Collages by God
By Anthony Casperson
A while ago, I thought about how God creates beauty in the lives of his followers. Like a picture or a painting, God reveals the beauty he has readied for us. His will working in our lives makes this beautiful image, if we let him work in us.
For some, it’s a quick shot of beauty. Like a camera shot, a moment of time encapsulates the beauty of the life God has for them. God moves in the lives of these people in such a swift and dramatic fashion that all who look at the photo can’t help but see the beauty of God.
Others have a journey to the beauty. Like a painter gracing the canvas with his brush, God focuses on little details at a time. It might take some time to see the fullness of the picture, but the beauty of the specific portions can be seen as time progresses. For these people, while it might take time to see the beauty of the whole, they can appreciate the beauty of aspects when they come.
One could be tempted to stop there, saying that some people have God’s beauty revealed in their lives quickly and others have that same revelation come in time. But that is certainly not it. Beauty comes in many various forms and time scales. And sometimes (actually quite often) beauty comes only after life has torn us to pieces.
I’m not sure about you. You might be one of the two types that I mentioned above, but I feel more like the revelation of beauty in my life comes in small bits and pieces. Pieces that when looked at individually don’t make sense together, but when brought into focus, in certain patterns, reveal a beauty that could never come through a photo or painting.
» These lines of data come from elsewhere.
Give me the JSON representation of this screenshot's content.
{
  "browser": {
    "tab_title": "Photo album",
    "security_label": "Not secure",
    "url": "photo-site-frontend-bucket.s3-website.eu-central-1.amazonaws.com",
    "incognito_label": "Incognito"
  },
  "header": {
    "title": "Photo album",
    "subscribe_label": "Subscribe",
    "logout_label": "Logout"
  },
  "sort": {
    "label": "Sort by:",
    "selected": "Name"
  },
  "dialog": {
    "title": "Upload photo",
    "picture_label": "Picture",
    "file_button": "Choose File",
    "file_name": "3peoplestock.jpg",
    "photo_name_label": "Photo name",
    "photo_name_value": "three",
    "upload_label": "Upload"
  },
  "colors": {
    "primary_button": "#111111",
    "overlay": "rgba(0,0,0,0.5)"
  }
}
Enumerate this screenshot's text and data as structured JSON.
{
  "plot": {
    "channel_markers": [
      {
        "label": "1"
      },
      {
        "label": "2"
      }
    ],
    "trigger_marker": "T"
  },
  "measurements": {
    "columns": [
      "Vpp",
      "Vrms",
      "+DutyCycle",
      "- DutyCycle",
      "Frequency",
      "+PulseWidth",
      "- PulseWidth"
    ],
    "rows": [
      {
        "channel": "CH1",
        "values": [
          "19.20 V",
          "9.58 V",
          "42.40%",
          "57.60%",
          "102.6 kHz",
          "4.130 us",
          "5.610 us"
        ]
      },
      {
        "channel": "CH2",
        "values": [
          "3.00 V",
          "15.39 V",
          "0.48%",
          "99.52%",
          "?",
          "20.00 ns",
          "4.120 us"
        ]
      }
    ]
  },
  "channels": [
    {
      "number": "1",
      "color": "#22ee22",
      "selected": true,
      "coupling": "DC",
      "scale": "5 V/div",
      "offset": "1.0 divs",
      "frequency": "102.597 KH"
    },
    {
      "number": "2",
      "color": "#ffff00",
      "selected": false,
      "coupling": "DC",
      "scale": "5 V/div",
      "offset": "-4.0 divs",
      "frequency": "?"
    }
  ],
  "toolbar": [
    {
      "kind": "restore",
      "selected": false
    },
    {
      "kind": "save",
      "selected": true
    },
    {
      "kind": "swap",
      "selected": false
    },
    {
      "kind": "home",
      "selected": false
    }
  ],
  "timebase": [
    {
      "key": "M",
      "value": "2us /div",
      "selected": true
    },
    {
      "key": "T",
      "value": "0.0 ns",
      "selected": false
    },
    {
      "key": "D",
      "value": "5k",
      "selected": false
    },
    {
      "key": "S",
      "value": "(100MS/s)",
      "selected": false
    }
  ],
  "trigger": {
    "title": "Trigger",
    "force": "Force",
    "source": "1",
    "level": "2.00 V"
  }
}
Like a collage, God reveals his beauty in some people’s lives through various partial images. Cutting them, ripping them, tearing them, the experiences of life form a picture that is made up of many photos and yet will never truly be able to have the fullness of beauty until the work is complete.
God moves in moments, taking pictures along the way, only to rip apart the images to create something that will eventually be beautiful. The problem is that in the ripping, cutting, tearing (some might say pruning), it hurts a lot. And in that pain, there’s not even the ability to enjoy the beauty in parts because tears and seams are all that we can see in the moment.
Beauty, in this sense, is difficult to see because we’re still in the midst of the process. And we also live too close to the pain to appreciate the fullness of the beauty. Once we move past the seams, tears, and rough edges, once we back up, we can see the beauty of the whole picture. The pain, tears, and aching don’t disappear, but they instead become places that accentuate the beauty God has been working in our lives.
I’m not saying that we should feel hopeless to see beauty in God’s working in our lives. But rather, there is a sense of faith that God’s working in our lives might have ups and downs, but his desire is to create in us a unique piece of art. Whether the beauty is seen immediately, takes some time, or is almost impossible to see in the present, his goal for all of us is the same.
We who are followers of Jesus are called God’s workmanship in Ephesians 2:10. While the word in the Greek there for “workmanship” is where we get our English word for poetry, I think it can be used to refer to many forms of art. We are God’s artistic effort. His way of continuing to bring beauty into the world he created.
He created us to be his image, a representation of himself in this world. God is the very definition of beauty and so we who are his representation on this world of his are made to show the beauty as well. It’ll come in many forms and methods and ways. God is infinite after all. There’s no way to represent him fully. But we don’t ever need to be ashamed that the representation of his beauty that he’s working in us doesn’t look the same as someone else.
God works his beauty in us. As he works in our lives, he sees the beauty. Even if we don’t.